   Incredible feats of athleticism mixed with episodes of memory loss, mood swings and unconsciousness have Adam's mother and friends wondering if he suffers from a head injury or is just going crazy. Strange anomalies in Adam's blood have even more people convinced that Adam is not the same as everyone else.
   Unusual things become impossible to deny when Adam realizes the color-changing crystal shard that hangs from his neck is much more than a childhood gift from his father. Warned of impending danger but driven to solve the mystery, Adam and his best friends set out to answer the question, "Who Am I?"



A start-up network/studio, Syzygy, has a fund-raising drive for this sci-fi mystery, Who Am I?


Update:  The pilot has been funded, thanks to the generous genre fans who contributed on Kickstarter's website.  Casting notice is now up.

Update Feb 2011:  The pilot is mostly shot, here's the first trailer:



Avatar (2009 movie)

   Spectacular graphics, inventive creatures, aliens, and plants were the strong points of this movie. The alien environment reminded me of Earth's deep ocean, beautiful and exotic.
The plot, however, if you take away a basic SF set-up and setting, is a well-used western. Cowboys taking over Indian (native American) territory. They even used Indian whoops, bows and arrows! I personally got bored with the second half of the movie, which was a huge, non-stop battle. Old-fashioned machismo, “we he men, will fight off enemy with bare hands!" Plus the bad guys, "white man" who were totally bad and wouldn't listen to reason nor have any morals. So over-all I wasn't that impressed. It was a bit depressing, what with the huge amounts of destruction of beautiful nature, and deaths of the gathered native force. There was no great plan, just savage cries of "we can't let them do this to us, we'll all band together and let many die to fight them off." Not very smart, wasteful of precious life. The movie almost glorified the savagery of battles.

   The native culture was fairly predictable, closely copying mostly native Americans, with a bit of African thrown in. They even broke bucking broncos, dominated them and gained possession. "You're mine now." Were the hair-braids natural, or did the natives/aliens develop hair-braiding s a method of gathering the hair together to concentrate the ends which could be used to bond with creatures?

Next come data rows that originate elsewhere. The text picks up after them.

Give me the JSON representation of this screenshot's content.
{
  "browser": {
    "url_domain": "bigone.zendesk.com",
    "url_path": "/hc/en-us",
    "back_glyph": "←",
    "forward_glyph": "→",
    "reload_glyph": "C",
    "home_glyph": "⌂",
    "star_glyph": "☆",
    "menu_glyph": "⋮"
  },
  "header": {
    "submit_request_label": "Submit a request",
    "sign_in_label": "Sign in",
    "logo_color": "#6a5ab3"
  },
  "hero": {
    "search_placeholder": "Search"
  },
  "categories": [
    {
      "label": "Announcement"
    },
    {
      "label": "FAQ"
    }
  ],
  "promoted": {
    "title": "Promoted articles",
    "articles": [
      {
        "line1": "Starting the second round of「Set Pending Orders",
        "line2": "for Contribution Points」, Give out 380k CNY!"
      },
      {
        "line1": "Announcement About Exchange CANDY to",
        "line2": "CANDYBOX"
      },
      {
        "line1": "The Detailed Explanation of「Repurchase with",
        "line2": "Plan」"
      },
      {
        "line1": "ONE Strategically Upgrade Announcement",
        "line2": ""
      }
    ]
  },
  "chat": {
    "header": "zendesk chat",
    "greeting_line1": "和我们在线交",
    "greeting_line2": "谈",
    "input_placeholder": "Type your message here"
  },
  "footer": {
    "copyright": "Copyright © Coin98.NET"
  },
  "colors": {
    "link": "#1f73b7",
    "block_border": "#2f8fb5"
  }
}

   The movie was enjoyable in it's own way, my kids were much more enthusiastic (11 and 13). My husband gave it a 5/6 for first viewing, repeat was 6/10. It had it's points, but not enough of the originality was put into the plot and character interactions, which were predictable and cliched. Man comes to native group to do mission, falls in love, turns around...I think I've seen this one a few times!

Star Trek The Movie

   A roaring adventure that spans multiple dimensions of sensory input.  You are moved to cry, to laugh, to tingle with excitement beyond the level of the expected norm for a sci-fi thriller.  A thriller it was, but the fast-paced action was interspersed with just the right amount of poignant character drama that was at the same time nostalgic, and fresh, and ranged from extremely  touching to hilariously  funny.  The real genius was in re-booting the franchise, yet keeping the original history, stories, and characters in tact.  The actors put on stellar performances, overcoming the huge challenges involved in not only bringing the emotional content of the script to life, but superbly emulating the style of the original actors.  A double challenge that surely was not easy, with the performers mindful that their every eyelash movement would be analyzed to death by millions of fans devoted to the original incarnation.
    That’s not to say that if you go mining, you can’t dig up some holes, or fall into some traps.  The cliches were there, too - but it didn’t seem to matter because of the emotional ride and just plain fun.

About Me

My photo
I studied microbiology/genetics, then shifted to the more purely creative fields of writing and painting. I’m passionate about my work, currently an ambitious Science Fiction drama, as well as reading, karate, horses, cats, gardening, creative cooking, and my family.